An Educator’s Guide to Intellectual Property
This article discussed the important principles of intellectual property. The main idea is that there are consequences to using someone else’s work without permission. The work someone does is protected by the U.S. Constitution in Article One. The article tells of how plagiarism is the “most familiar area of intellectual property concerns”. The article then discusses how digital works are also included as intellectual property as well. Students must be made aware of not copying or stealing someone else’s intellectual property. The authors then write about the steps and length of time it takes to secure copyright. Aside from the negative aspects, the authors tell about how authors of intellectual property want other people to use their property so they can make profit from it. The author may grant permission to users to use such intellectual property. The article then describes piracy and how many students in today’s society victimize such intellectual property. As teachers, we must teach our students the negative benefits of stealing/pirating someone else’s intellectual work.

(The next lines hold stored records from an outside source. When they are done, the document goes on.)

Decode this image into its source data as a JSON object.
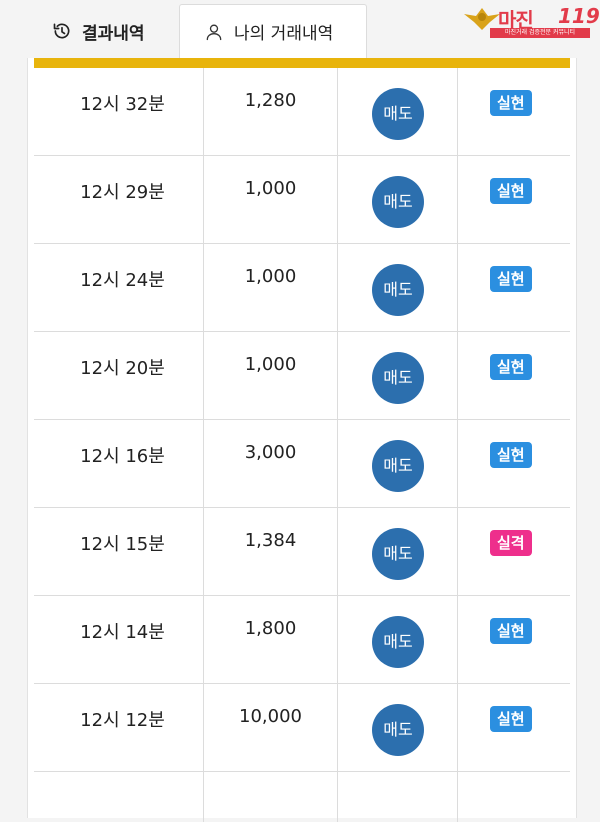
{
  "tabs": {
    "history_label": "결과내역",
    "my_trades_label": "나의 거래내역"
  },
  "logo": {
    "name": "마진",
    "number": "119",
    "tagline": "마진거래 검증전문 커뮤니티"
  },
  "colors": {
    "accent_bar": "#e8b40c",
    "sell_button": "#2c6fae",
    "status_realized": "#2b8fe0",
    "status_failed": "#ee2f8c"
  },
  "trades": [
    {
      "time": "12시 32분",
      "amount": "1,280",
      "action": "매도",
      "status": "실현",
      "status_type": "realized"
    },
    {
      "time": "12시 29분",
      "amount": "1,000",
      "action": "매도",
      "status": "실현",
      "status_type": "realized"
    },
    {
      "time": "12시 24분",
      "amount": "1,000",
      "action": "매도",
      "status": "실현",
      "status_type": "realized"
    },
    {
      "time": "12시 20분",
      "amount": "1,000",
      "action": "매도",
      "status": "실현",
      "status_type": "realized"
    },
    {
      "time": "12시 16분",
      "amount": "3,000",
      "action": "매도",
      "status": "실현",
      "status_type": "realized"
    },
    {
      "time": "12시 15분",
      "amount": "1,384",
      "action": "매도",
      "status": "실격",
      "status_type": "failed"
    },
    {
      "time": "12시 14분",
      "amount": "1,800",
      "action": "매도",
      "status": "실현",
      "status_type": "realized"
    },
    {
      "time": "12시 12분",
      "amount": "10,000",
      "action": "매도",
      "status": "실현",
      "status_type": "realized"
    }
  ]
}
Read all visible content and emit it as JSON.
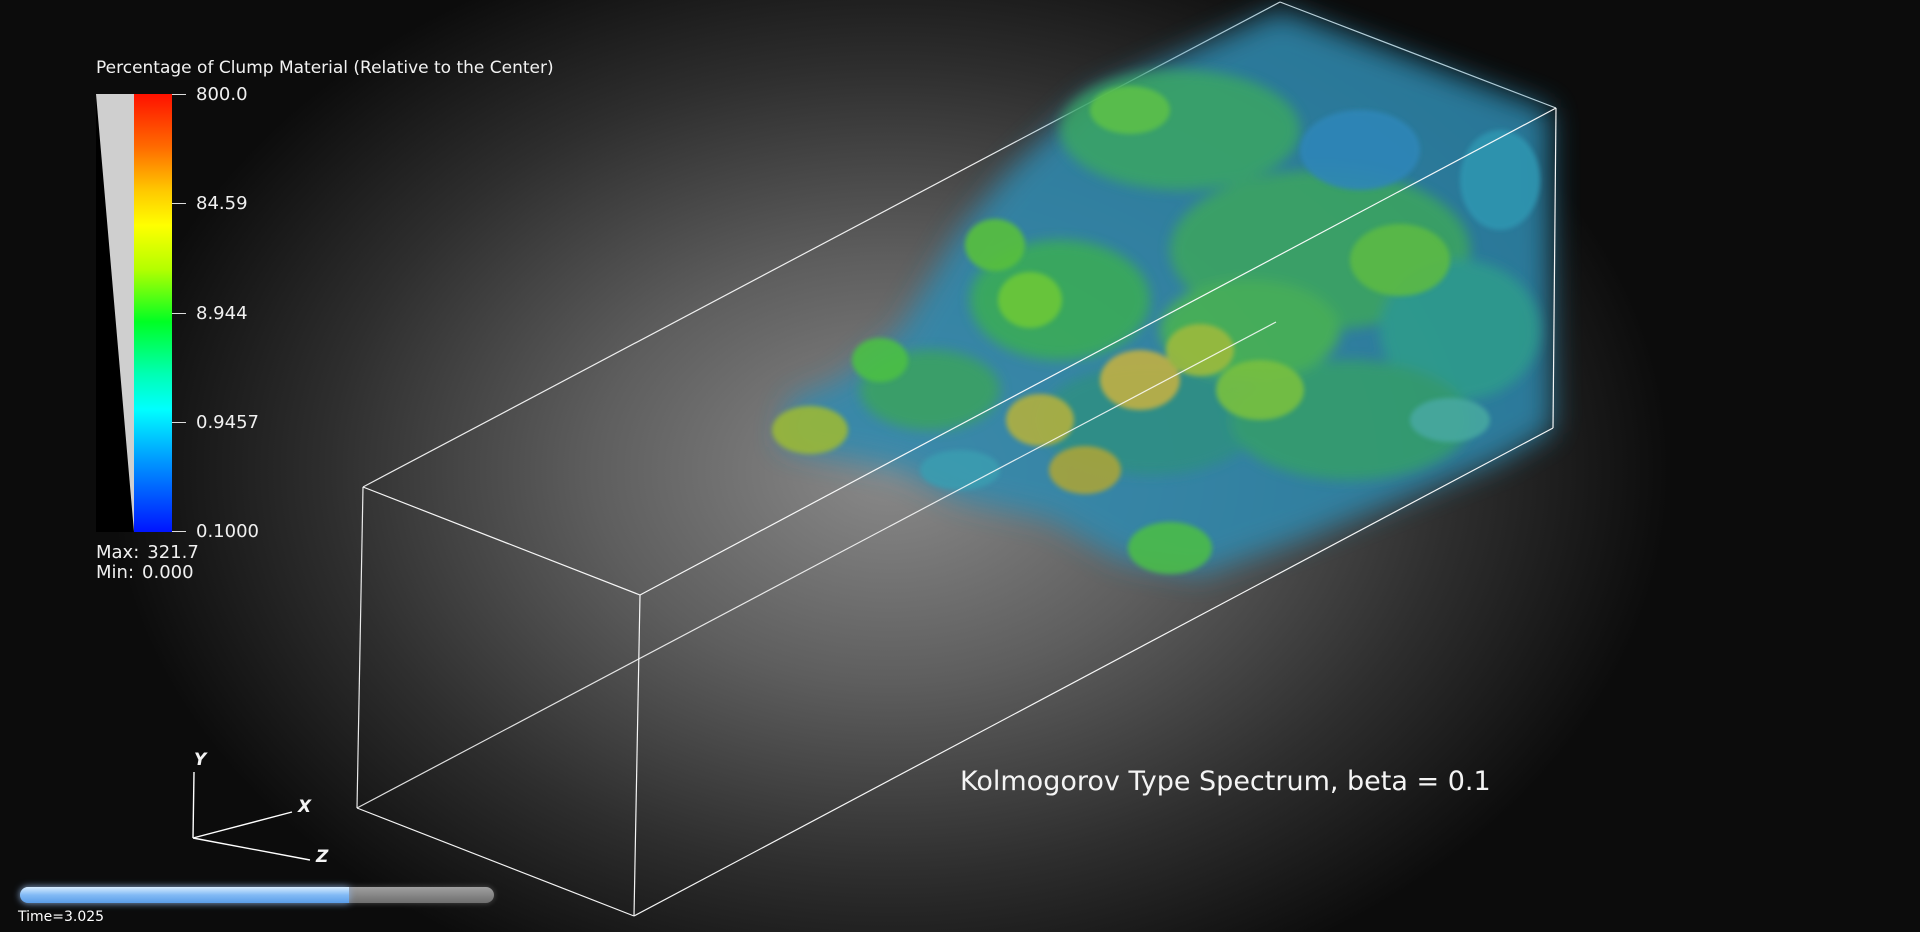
{
  "legend": {
    "title": "Percentage of Clump Material (Relative to the Center)",
    "ticks": [
      "800.0",
      "84.59",
      "8.944",
      "0.9457",
      "0.1000"
    ],
    "max_label": "Max:",
    "max_value": "321.7",
    "min_label": "Min:",
    "min_value": "0.000"
  },
  "caption": "Kolmogorov Type Spectrum, beta = 0.1",
  "axes": {
    "x": "X",
    "y": "Y",
    "z": "Z"
  },
  "timeline": {
    "label": "Time=3.025",
    "progress": 0.695
  },
  "colors": {
    "box_outline": "#ffffff",
    "cloud_green": "#46c832",
    "cloud_blue": "#2882b4",
    "cloud_yellow": "#c8b41e",
    "progress_fill": "#82baf5"
  }
}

I have never really learned of all the rules and regulations of intellectual work on the Internet. I must as, a teacher, learn as much as I can and teach my students the same rules. I must be on the lookout for any misconceptions that my students or I may have about using other people’s intellectual work. I must always inform my students on how to cite a source they may want to use. I need to read more resources about the fair use clause. I will be sure to always cite whatever I may use inside of the classroom. I must model proper behavior when dealing with intellectual works whether physical or digital. As an educator, I must always ensure that no laws are broke in my classroom and make sure my students need to understand the risks involved. This was a very informative article, which I will always remember to teach myself and my students about.